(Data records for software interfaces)
-----

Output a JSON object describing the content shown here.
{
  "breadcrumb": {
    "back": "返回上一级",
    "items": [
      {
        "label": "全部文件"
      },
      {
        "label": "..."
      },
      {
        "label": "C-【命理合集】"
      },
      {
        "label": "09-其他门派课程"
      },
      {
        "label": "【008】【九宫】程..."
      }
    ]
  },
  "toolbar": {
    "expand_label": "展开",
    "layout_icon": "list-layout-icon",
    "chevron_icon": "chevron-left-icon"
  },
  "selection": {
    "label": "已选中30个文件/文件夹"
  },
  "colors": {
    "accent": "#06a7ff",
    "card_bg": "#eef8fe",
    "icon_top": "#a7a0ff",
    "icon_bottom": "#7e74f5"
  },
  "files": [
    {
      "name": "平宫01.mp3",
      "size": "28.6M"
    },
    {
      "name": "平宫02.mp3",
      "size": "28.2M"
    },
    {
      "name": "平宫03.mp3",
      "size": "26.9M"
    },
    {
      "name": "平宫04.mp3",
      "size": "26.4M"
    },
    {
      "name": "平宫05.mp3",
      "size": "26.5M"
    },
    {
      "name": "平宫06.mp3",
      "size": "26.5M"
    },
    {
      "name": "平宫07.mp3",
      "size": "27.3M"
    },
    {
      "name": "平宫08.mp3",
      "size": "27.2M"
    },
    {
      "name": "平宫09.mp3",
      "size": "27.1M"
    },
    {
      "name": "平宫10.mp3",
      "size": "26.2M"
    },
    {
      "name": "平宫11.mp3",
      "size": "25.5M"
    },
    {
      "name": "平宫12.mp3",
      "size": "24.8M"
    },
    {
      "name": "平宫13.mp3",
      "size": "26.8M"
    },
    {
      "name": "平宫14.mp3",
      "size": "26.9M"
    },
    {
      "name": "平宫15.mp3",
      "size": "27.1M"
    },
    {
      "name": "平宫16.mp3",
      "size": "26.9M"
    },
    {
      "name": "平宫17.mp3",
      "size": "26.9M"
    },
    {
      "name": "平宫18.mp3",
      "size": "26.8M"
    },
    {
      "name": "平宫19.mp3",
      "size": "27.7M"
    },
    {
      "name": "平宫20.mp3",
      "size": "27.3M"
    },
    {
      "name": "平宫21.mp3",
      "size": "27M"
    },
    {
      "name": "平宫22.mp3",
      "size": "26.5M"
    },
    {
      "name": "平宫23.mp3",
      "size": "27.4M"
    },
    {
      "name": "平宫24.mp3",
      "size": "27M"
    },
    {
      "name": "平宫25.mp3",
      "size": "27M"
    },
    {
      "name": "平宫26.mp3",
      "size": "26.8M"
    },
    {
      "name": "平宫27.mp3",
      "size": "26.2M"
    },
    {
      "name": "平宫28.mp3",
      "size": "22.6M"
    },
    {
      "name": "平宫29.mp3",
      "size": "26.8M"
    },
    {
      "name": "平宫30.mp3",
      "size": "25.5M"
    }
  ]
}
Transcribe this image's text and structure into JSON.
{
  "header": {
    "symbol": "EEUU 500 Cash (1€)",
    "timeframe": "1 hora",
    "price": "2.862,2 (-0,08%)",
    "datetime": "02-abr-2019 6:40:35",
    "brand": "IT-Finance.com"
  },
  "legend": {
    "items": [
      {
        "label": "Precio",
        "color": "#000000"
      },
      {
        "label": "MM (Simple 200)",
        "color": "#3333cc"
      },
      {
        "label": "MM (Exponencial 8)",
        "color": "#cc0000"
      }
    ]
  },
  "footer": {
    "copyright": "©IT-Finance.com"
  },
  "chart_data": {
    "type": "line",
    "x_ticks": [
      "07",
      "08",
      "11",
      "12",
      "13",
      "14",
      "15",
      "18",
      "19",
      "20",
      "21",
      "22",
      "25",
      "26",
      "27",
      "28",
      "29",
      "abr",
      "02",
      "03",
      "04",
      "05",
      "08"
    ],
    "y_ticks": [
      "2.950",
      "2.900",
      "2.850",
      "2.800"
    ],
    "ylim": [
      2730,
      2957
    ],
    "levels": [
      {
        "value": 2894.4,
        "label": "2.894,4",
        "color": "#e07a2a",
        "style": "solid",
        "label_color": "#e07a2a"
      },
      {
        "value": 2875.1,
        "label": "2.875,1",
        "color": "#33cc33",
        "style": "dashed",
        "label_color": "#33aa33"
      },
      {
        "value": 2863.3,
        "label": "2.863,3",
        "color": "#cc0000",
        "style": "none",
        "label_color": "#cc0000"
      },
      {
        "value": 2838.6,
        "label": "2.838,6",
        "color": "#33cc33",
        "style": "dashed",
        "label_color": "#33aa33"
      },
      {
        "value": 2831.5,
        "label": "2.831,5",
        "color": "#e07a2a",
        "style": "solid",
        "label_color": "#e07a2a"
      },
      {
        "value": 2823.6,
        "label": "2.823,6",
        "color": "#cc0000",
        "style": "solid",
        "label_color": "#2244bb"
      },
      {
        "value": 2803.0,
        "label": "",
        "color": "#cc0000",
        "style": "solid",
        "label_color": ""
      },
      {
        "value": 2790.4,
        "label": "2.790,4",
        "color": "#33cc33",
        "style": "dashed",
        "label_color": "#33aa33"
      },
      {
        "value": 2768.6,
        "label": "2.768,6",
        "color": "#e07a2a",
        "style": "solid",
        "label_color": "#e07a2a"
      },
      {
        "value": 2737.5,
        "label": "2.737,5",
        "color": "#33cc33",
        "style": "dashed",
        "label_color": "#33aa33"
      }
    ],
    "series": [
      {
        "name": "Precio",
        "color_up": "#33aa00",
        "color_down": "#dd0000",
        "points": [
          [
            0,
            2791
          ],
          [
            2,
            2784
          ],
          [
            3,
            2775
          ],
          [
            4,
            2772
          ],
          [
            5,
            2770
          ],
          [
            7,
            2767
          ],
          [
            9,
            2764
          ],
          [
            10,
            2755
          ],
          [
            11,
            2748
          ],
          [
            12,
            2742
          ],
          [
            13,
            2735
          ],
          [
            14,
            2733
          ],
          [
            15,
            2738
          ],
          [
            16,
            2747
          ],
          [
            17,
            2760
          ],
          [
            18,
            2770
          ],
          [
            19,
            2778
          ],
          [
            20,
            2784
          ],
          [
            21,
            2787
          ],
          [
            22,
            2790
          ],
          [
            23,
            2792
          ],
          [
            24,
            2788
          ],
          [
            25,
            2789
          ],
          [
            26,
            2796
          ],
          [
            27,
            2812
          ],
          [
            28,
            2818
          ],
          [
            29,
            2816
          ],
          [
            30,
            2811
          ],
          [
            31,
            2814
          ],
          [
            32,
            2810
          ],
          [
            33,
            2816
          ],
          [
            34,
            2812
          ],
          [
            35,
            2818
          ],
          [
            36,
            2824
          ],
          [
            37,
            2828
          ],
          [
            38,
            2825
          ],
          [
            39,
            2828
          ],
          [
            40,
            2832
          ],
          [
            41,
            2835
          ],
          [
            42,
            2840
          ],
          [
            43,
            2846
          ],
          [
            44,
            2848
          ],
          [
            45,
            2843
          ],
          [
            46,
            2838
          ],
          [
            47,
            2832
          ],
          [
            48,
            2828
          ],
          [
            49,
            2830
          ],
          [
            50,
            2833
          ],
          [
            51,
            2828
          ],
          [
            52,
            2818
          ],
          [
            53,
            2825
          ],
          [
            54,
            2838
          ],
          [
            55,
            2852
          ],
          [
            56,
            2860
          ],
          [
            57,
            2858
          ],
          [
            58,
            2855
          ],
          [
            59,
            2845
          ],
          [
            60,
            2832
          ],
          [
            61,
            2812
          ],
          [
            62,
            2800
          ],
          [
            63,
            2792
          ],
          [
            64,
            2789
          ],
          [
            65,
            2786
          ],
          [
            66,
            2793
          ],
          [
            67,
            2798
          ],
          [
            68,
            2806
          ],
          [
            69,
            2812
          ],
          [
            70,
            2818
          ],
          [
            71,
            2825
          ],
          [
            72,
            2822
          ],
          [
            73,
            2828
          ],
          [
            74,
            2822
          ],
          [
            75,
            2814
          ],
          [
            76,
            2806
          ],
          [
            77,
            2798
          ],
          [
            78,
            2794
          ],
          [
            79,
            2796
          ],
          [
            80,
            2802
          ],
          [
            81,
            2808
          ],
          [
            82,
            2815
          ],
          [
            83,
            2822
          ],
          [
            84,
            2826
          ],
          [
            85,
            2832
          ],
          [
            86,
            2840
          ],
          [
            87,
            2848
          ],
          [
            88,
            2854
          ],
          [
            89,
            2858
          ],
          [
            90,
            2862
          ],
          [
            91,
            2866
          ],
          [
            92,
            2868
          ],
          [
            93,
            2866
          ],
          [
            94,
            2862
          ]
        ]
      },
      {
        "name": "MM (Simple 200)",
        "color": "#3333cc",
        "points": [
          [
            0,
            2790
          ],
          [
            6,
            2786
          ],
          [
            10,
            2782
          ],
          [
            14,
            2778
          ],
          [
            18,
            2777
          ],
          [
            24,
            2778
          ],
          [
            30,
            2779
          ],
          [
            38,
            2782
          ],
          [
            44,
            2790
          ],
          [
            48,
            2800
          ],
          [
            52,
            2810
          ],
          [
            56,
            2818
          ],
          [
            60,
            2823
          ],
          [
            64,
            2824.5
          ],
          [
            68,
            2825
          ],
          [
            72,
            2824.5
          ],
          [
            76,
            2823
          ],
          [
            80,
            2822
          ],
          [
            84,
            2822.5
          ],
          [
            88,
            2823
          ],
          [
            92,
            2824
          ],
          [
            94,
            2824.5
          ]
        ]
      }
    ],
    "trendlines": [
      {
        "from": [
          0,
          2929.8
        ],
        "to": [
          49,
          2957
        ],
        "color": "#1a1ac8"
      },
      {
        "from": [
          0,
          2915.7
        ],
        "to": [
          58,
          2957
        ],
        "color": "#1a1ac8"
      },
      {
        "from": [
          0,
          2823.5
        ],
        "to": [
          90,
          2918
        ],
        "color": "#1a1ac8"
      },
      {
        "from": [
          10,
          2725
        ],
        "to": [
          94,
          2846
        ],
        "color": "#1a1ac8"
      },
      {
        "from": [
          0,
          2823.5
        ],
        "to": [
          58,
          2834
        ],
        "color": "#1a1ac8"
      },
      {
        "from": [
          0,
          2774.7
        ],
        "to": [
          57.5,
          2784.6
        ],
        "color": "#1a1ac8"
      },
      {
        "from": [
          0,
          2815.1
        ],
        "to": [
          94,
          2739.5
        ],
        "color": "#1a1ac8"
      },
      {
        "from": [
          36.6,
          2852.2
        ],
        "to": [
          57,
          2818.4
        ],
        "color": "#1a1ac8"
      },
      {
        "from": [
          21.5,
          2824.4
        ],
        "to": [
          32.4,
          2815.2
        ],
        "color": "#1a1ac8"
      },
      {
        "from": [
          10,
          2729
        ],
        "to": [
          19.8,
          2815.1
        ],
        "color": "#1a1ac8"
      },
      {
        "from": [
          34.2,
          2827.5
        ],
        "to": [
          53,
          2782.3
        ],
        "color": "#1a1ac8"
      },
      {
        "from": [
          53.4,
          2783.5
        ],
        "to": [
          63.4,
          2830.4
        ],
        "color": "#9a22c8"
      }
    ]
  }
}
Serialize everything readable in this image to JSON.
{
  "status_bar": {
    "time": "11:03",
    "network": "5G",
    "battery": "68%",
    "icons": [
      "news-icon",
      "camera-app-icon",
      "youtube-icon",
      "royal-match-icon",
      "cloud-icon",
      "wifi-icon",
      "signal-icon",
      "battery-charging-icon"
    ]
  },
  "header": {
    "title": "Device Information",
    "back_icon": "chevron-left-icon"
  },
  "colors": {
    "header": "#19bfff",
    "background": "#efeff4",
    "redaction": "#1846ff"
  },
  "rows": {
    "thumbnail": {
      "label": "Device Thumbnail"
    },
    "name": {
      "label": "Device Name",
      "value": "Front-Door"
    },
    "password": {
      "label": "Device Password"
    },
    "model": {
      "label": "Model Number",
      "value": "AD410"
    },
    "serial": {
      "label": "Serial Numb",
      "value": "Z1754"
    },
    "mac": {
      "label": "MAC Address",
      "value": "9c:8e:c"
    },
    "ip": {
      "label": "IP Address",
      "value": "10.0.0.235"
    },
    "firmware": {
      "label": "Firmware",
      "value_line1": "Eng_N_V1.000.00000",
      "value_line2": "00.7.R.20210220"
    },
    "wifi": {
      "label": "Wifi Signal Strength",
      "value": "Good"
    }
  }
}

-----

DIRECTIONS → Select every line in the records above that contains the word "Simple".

SOLUTION BELOW →
        "label": "MM (Simple 200)",
        "name": "MM (Simple 200)",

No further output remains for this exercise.